November 16, 2013

An interview with Tim Ferriss

Tim Ferriss (his twitter and his blog) is the author of the successful book series The 4-Hour x, where x is Workweek, Body, or Chef. He's also and investor in and adviser to startups. This interview is from 2011 and it's one of the more relaxed interviews - Tim Ferriss and Kevin Rose are friends and have filmed themselves before in the Random Show.

Lessons learned
  • The entrepreneur Elon Musk (will be featured in a future Foundation interview) said, "If you could explain the why of things then that makes a huge difference to peoples motivation." This was a lesson a young Tim Ferriss learned when he refused to learn the alphabet because he didn't understand why he needed it. But his teacher explained why and Tim Ferriss became an alphabet expert.
  • Tim Ferriss really knows how to sell and he learned how to sell by working for a company as a sales guy. 
  • A common misconception about Tim Ferriss is that he doesn't want to work more than 4 hour each week, but the book The 4-Hour Workweek is a book about productivity. The idea is that you will become 10 times as productive as you were before you read the book (and didn't apply any of the techniques from the book).
  • Most entrepreneurs spend 100 percent of their time on the product and 0 percent of their time on marketing the product, and as a result they will probably fail. Tim Ferriss spends 80 percent of his time on the product and 20 percent of his time on marketing the product. (Read more: Tim Ferriss On How To Growth Hack A Book)
  • If you want to become a better writer, Tim Ferriss recommended the books On Writing Well, Simple and Direct, and Bird by Bird.
  • The 10 000 people rule. Try to write an article or book for 10 000 people. Never write an article and expect that everyone will like it - write for those 10 000 who will like it. If these 10 000 people like what you have written, they will spread it to 1 million people.
  • People are people and you have to accept it and adopt to it. Tim Ferriss had a chapter in his book on "breath holding," and despite the fact that he clearly wrote that it was dangerous, people didn't listen to him and got almost killed. I guess it can be translated to your startup that if people can mess something up - they will mess it up.
  • Life is short - so don't forget your family by focusing all your time on your company. Tim Ferriss uses Saturdays to regain perspective by not using any computer and he doesn't have email on his iPhone.  

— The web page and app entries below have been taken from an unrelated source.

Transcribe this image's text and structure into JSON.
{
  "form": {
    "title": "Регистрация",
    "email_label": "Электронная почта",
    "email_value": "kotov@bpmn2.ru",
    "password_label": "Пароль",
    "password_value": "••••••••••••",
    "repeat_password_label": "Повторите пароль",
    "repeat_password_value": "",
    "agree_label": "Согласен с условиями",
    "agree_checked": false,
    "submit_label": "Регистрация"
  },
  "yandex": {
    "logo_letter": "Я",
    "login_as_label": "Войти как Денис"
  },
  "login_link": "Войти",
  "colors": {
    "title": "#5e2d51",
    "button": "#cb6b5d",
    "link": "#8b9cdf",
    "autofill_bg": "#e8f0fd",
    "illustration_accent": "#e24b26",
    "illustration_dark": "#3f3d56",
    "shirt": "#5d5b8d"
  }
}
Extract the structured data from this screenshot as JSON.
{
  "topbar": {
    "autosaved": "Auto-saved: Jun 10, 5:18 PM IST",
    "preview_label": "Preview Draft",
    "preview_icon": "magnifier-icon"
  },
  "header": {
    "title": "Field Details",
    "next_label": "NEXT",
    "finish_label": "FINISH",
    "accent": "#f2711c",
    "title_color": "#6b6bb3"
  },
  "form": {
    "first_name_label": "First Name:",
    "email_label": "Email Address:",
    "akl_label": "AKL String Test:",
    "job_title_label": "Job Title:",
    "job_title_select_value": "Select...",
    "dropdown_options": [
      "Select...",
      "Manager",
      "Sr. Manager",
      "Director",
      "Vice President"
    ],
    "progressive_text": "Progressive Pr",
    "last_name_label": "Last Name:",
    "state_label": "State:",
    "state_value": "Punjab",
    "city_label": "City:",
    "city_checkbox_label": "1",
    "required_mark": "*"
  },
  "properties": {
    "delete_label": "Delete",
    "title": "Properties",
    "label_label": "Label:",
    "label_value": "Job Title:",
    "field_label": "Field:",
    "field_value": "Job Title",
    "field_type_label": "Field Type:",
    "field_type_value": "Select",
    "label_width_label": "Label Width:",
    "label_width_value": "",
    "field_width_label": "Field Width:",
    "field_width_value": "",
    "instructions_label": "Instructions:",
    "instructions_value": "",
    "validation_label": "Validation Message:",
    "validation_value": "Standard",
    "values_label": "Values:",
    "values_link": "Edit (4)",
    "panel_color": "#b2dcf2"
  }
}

More articles in the same series: Lessons learned from the Foundation interviews